      This is how the a game state would look like:
      namespace MyGame { public class MenuGameState : GameState { public override void OnEnter() { GameObjectData uiCamera = new GameObjectData { {"uid", "camera"}, {"prefab", "Cameras/UICamera"} }; model.CreateData<GameObjectData>(uiCamera); UIData mainMenuData = new UIData { {"uid", GameUids.MAIN_MENU_DATA}, {"prefab", "UI/Prefabs/MainMenuCanvas"} }; model.CreateData<UIData>(mainMenuData); controller.BindLogic(typeof(MainMenuLogic), mainMenuData); And here is where things get interesting, first I create the some data, all data should have a unique uid to identify it, if no uid is given the model will generate an uid automatically. Optionally, a piece of data can be bound to one or more logic classes, which are static, using the controller.BindLogic providing the logic class and the data uid to bind it to. This is basically a component system, but not using monobehaviours or standard OOP.
      The static logic class would look something like this:
      namespace MyGame { public static class MainMenuLogic { private static IModel model; [OnLogicSetup] public static void Setup(IModel _model) { model = _model; } [OnLogicCreate] public static void OnCreate(string dataUid) { UIData data = model.GetData<UIData>(dataUid); model.UpdateProperty(data, new Dictionary<string, object> { { "ui_callbacks", new Dictionary<string, object> { {"OnButtonClicked", "MyGame.MainMenuLogic#OnButtonClicked"} }} }); } [OnLogicUpdate] public static void OnUpdate(string dataUid) { UnityEngine.Debug.Log("MainMenuLogic.OnUpdate"); } [OnLogicDestroy] public static void OnDestroy(string dataUid) { model.DestroyData(GameUids.MAIN_MENU_DATA); } public static void OnButtonClicked(string buttonName) { if(buttonName == "QuitButton") UnityEngine.Application.Quit(); if(buttonName == "StoryButton") { StateMachine.SwitchState(new StoryGameState()); } } } } So not being a fan of monobehaviours, I use them to a minimum, only for position translations, particle systems, collision detection and audio playing, and then these monobehaviours would be bare components without any logic or state.
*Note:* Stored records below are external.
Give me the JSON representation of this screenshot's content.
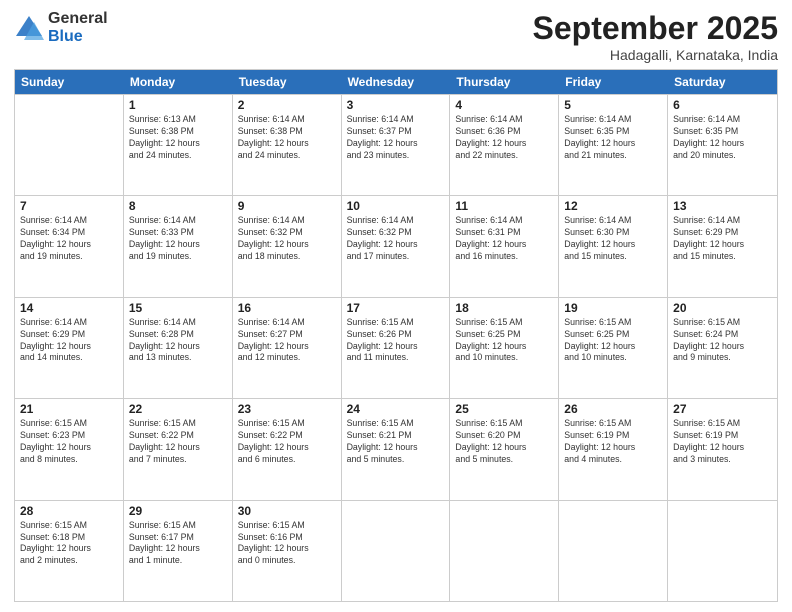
{
  "logo": {
    "general": "General",
    "blue": "Blue"
  },
  "title": "September 2025",
  "subtitle": "Hadagalli, Karnataka, India",
  "header_days": [
    "Sunday",
    "Monday",
    "Tuesday",
    "Wednesday",
    "Thursday",
    "Friday",
    "Saturday"
  ],
  "rows": [
    [
      {
        "day": "",
        "info": ""
      },
      {
        "day": "1",
        "info": "Sunrise: 6:13 AM\nSunset: 6:38 PM\nDaylight: 12 hours\nand 24 minutes."
      },
      {
        "day": "2",
        "info": "Sunrise: 6:14 AM\nSunset: 6:38 PM\nDaylight: 12 hours\nand 24 minutes."
      },
      {
        "day": "3",
        "info": "Sunrise: 6:14 AM\nSunset: 6:37 PM\nDaylight: 12 hours\nand 23 minutes."
      },
      {
        "day": "4",
        "info": "Sunrise: 6:14 AM\nSunset: 6:36 PM\nDaylight: 12 hours\nand 22 minutes."
      },
      {
        "day": "5",
        "info": "Sunrise: 6:14 AM\nSunset: 6:35 PM\nDaylight: 12 hours\nand 21 minutes."
      },
      {
        "day": "6",
        "info": "Sunrise: 6:14 AM\nSunset: 6:35 PM\nDaylight: 12 hours\nand 20 minutes."
      }
    ],
    [
      {
        "day": "7",
        "info": "Sunrise: 6:14 AM\nSunset: 6:34 PM\nDaylight: 12 hours\nand 19 minutes."
      },
      {
        "day": "8",
        "info": "Sunrise: 6:14 AM\nSunset: 6:33 PM\nDaylight: 12 hours\nand 19 minutes."
      },
      {
        "day": "9",
        "info": "Sunrise: 6:14 AM\nSunset: 6:32 PM\nDaylight: 12 hours\nand 18 minutes."
      },
      {
        "day": "10",
        "info": "Sunrise: 6:14 AM\nSunset: 6:32 PM\nDaylight: 12 hours\nand 17 minutes."
      },
      {
        "day": "11",
        "info": "Sunrise: 6:14 AM\nSunset: 6:31 PM\nDaylight: 12 hours\nand 16 minutes."
      },
      {
        "day": "12",
        "info": "Sunrise: 6:14 AM\nSunset: 6:30 PM\nDaylight: 12 hours\nand 15 minutes."
      },
      {
        "day": "13",
        "info": "Sunrise: 6:14 AM\nSunset: 6:29 PM\nDaylight: 12 hours\nand 15 minutes."
      }
    ],
    [
      {
        "day": "14",
        "info": "Sunrise: 6:14 AM\nSunset: 6:29 PM\nDaylight: 12 hours\nand 14 minutes."
      },
      {
        "day": "15",
        "info": "Sunrise: 6:14 AM\nSunset: 6:28 PM\nDaylight: 12 hours\nand 13 minutes."
      },
      {
        "day": "16",
        "info": "Sunrise: 6:14 AM\nSunset: 6:27 PM\nDaylight: 12 hours\nand 12 minutes."
      },
      {
        "day": "17",
        "info": "Sunrise: 6:15 AM\nSunset: 6:26 PM\nDaylight: 12 hours\nand 11 minutes."
      },
      {
        "day": "18",
        "info": "Sunrise: 6:15 AM\nSunset: 6:25 PM\nDaylight: 12 hours\nand 10 minutes."
      },
      {
        "day": "19",
        "info": "Sunrise: 6:15 AM\nSunset: 6:25 PM\nDaylight: 12 hours\nand 10 minutes."
      },
      {
        "day": "20",
        "info": "Sunrise: 6:15 AM\nSunset: 6:24 PM\nDaylight: 12 hours\nand 9 minutes."
      }
    ],
    [
      {
        "day": "21",
        "info": "Sunrise: 6:15 AM\nSunset: 6:23 PM\nDaylight: 12 hours\nand 8 minutes."
      },
      {
        "day": "22",
        "info": "Sunrise: 6:15 AM\nSunset: 6:22 PM\nDaylight: 12 hours\nand 7 minutes."
      },
      {
        "day": "23",
        "info": "Sunrise: 6:15 AM\nSunset: 6:22 PM\nDaylight: 12 hours\nand 6 minutes."
      },
      {
        "day": "24",
        "info": "Sunrise: 6:15 AM\nSunset: 6:21 PM\nDaylight: 12 hours\nand 5 minutes."
      },
      {
        "day": "25",
        "info": "Sunrise: 6:15 AM\nSunset: 6:20 PM\nDaylight: 12 hours\nand 5 minutes."
      },
      {
        "day": "26",
        "info": "Sunrise: 6:15 AM\nSunset: 6:19 PM\nDaylight: 12 hours\nand 4 minutes."
      },
      {
        "day": "27",
        "info": "Sunrise: 6:15 AM\nSunset: 6:19 PM\nDaylight: 12 hours\nand 3 minutes."
      }
    ],
    [
      {
        "day": "28",
        "info": "Sunrise: 6:15 AM\nSunset: 6:18 PM\nDaylight: 12 hours\nand 2 minutes."
      },
      {
        "day": "29",
        "info": "Sunrise: 6:15 AM\nSunset: 6:17 PM\nDaylight: 12 hours\nand 1 minute."
      },
      {
        "day": "30",
        "info": "Sunrise: 6:15 AM\nSunset: 6:16 PM\nDaylight: 12 hours\nand 0 minutes."
      },
      {
        "day": "",
        "info": ""
      },
      {
        "day": "",
        "info": ""
      },
      {
        "day": "",
        "info": ""
      },
      {
        "day": "",
        "info": ""
      }
    ]
  ]
}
      I need to figure how communication between my static components, I will probably use a game event system for this. 
      So far I am quite happy with system where all my logic are running in static classes. I wonder if there are any other people out there that reached the same conclusions, what are your opinions of this approach?
  • Popular Now